Poker is a card game in which players bet on the outcome of a hand. It is a game of chance, but can be influenced by strategy and psychology. In order to become a successful poker player, it is important to understand the rules of the game and learn how to make calculated bets. A good poker player must be able to think on their feet and make decisions quickly. This can be difficult, especially when you’re playing a lot of hands. A common mistake even advanced players make is making decisions automatically, which can reduce their chances of winning.
There are many ways to learn poker, but the best way is by practice and consistency. You can play on-line poker, or you can attend live events. Live tournaments are more exciting, but they can be overwhelming for new players. Live events also have higher stakes, which means that you can lose more money than you win. However, if you’re committed to becoming a great poker player, you can become very good in no time.
The game of poker can be a mental drain on your brain, so it’s important to only play it when you’re feeling happy and relaxed. If you’re not in the mood to play, you’ll be tempted to force yourself to sit down at the table and play, which is the last thing you want to do.
One of the most important principles in poker is to always be in position. This means that you act first during the post-flop phase of a hand. If you do this, you’ll find that you are much more likely to win than if you’re out of position. The key is to learn how to read the other players’ actions and betting patterns to determine their strength of hand. For example, if you notice that the player to your right has a weak pair and only two cards, you can bet high to bluff them out of their hand.

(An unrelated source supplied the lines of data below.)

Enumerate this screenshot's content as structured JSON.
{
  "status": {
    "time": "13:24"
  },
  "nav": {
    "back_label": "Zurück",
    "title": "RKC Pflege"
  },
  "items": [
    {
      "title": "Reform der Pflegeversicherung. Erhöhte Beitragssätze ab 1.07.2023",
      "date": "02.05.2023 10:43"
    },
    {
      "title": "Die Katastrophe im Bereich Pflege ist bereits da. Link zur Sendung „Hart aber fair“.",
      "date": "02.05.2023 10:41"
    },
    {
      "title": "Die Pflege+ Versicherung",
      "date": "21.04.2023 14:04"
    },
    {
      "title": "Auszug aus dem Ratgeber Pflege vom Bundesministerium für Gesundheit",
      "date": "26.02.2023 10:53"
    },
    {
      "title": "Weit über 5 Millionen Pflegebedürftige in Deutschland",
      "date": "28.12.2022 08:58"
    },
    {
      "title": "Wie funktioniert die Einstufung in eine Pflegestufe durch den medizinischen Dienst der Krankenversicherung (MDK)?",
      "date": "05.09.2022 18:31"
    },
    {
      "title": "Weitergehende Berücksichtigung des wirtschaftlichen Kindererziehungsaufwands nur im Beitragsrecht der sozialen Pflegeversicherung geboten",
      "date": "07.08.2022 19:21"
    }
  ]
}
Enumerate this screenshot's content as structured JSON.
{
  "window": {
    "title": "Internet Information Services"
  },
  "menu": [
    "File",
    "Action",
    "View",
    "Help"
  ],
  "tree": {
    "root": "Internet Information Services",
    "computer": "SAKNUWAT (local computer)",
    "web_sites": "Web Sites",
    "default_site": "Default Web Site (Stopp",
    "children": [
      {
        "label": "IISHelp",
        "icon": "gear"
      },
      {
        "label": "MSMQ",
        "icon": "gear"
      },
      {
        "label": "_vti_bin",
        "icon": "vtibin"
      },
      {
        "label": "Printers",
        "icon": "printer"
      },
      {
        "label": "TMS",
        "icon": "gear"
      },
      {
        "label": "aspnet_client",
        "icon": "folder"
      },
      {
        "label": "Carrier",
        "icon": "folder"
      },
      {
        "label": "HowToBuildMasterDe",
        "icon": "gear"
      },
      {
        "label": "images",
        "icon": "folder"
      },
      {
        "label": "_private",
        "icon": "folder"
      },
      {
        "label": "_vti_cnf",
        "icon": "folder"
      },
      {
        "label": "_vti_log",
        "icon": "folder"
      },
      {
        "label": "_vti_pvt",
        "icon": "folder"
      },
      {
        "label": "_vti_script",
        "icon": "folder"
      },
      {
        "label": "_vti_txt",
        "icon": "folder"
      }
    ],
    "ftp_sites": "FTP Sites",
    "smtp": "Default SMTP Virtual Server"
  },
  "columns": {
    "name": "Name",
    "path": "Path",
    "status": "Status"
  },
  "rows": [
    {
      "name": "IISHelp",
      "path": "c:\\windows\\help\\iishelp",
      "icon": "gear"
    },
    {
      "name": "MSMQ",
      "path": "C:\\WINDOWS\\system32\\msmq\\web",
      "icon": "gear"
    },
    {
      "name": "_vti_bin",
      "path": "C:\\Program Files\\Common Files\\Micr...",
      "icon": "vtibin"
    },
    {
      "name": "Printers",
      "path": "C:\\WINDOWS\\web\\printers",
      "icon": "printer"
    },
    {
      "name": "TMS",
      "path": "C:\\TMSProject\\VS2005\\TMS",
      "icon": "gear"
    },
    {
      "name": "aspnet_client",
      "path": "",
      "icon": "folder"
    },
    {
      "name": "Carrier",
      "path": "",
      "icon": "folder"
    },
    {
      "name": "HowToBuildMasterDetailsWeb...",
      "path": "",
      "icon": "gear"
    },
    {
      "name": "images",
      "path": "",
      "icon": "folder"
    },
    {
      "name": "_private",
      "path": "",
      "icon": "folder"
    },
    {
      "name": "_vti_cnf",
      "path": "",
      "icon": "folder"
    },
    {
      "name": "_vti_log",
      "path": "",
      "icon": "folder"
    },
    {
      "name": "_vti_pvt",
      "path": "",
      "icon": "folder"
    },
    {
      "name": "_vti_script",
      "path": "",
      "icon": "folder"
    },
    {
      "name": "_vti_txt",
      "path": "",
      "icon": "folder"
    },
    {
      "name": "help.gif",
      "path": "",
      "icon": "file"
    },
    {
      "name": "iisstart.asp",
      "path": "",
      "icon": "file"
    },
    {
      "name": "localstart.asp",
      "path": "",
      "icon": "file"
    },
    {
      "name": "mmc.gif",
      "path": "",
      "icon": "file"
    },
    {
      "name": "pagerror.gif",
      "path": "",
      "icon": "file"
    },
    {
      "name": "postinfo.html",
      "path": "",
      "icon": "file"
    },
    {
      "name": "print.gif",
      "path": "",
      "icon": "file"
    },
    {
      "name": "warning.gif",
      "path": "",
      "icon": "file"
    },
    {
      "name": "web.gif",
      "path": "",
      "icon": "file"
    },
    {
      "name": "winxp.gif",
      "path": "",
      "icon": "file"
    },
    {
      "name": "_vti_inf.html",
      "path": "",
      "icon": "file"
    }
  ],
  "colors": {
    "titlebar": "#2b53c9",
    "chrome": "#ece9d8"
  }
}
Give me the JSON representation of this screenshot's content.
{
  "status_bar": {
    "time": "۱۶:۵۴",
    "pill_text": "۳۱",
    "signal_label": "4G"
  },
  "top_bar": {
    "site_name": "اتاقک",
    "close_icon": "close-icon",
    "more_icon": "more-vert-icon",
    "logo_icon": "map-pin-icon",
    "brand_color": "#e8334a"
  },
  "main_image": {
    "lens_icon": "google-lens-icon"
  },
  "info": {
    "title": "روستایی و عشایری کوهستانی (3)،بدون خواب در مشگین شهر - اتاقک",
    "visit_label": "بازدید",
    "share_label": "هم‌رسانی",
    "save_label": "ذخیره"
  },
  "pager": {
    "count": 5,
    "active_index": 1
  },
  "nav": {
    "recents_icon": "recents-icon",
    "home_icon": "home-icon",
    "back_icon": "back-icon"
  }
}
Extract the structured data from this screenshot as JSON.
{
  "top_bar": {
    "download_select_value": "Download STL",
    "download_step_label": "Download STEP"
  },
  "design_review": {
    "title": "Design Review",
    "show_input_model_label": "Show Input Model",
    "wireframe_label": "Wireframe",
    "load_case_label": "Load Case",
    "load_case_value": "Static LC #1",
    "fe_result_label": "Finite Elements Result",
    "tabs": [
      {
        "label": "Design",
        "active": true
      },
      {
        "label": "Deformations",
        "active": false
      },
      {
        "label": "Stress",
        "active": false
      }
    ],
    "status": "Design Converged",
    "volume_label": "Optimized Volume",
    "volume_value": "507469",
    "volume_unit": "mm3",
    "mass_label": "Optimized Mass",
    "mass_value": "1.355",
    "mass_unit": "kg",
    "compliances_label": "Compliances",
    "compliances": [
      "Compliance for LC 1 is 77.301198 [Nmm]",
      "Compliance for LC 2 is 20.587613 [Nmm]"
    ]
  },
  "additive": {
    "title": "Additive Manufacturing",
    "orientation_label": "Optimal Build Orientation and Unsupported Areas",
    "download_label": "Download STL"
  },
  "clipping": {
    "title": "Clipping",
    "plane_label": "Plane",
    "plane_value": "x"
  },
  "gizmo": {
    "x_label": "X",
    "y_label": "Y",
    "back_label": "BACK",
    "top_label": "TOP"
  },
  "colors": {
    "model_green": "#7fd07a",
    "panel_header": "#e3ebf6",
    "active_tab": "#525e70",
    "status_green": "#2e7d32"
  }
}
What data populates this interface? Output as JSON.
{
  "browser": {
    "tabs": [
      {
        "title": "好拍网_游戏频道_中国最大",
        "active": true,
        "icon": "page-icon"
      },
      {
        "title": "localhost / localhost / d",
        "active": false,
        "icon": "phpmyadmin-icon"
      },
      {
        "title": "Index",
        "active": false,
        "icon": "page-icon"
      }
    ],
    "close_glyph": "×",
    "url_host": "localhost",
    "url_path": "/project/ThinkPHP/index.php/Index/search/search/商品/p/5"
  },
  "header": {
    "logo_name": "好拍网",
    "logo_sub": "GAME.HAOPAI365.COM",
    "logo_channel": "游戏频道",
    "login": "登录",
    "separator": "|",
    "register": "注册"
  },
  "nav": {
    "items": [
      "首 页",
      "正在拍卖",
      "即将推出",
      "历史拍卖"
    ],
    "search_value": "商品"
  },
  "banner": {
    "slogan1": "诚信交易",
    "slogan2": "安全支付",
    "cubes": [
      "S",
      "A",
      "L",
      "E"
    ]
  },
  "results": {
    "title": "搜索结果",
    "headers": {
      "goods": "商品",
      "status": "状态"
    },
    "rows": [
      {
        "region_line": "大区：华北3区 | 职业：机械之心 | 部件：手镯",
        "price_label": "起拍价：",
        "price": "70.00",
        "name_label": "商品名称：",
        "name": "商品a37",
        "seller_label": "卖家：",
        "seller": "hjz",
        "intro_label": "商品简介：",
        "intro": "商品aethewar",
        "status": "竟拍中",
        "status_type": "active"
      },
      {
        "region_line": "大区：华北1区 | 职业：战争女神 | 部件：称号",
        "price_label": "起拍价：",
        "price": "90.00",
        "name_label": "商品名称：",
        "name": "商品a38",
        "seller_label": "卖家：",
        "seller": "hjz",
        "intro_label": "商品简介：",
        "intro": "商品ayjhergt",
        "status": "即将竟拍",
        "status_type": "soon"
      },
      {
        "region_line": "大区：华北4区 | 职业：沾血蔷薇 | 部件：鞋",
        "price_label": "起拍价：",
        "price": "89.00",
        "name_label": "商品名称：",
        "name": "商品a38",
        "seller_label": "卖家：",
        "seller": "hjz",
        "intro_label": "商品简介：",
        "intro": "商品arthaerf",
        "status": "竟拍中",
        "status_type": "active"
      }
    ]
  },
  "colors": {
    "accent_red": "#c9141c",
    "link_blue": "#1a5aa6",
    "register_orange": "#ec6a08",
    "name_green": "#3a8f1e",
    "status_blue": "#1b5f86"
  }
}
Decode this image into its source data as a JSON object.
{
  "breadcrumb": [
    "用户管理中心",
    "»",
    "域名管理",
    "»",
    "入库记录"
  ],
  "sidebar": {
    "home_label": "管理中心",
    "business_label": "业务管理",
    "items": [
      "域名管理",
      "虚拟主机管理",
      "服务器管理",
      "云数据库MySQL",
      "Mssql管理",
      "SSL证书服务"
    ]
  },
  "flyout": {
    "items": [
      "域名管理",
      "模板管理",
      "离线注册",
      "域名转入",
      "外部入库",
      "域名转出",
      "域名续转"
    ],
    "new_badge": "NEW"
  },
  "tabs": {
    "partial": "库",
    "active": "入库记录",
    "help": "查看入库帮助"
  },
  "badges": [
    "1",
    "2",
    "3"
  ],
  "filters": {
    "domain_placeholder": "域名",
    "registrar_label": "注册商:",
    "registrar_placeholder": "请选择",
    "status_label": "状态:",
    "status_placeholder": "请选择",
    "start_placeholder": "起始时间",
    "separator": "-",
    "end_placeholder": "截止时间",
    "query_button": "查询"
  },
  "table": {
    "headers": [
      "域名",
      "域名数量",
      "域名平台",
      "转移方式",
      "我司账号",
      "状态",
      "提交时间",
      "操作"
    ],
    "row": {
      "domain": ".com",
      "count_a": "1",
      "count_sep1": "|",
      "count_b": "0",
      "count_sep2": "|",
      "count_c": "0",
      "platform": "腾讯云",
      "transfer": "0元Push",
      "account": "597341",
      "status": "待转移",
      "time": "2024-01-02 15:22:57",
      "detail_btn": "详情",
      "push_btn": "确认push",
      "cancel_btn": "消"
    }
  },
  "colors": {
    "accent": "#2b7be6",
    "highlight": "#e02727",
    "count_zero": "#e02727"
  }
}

Developing quick instincts is crucial to success in poker, and it’s not something that can be learned by reading books or taking online courses. It’s necessary to watch experienced players and imagine how you would react in their situations to develop your own instincts. By doing this, you’ll be able to act faster and better than your opponents.
The game of poker is played from a standard deck of 52 cards (although some variant games may use more). There are four suits, and each suit has its own rank. The highest card wins a hand, and the highest pair breaks ties. Some hands have wild cards, which can take the rank of any other card. These are called jokers.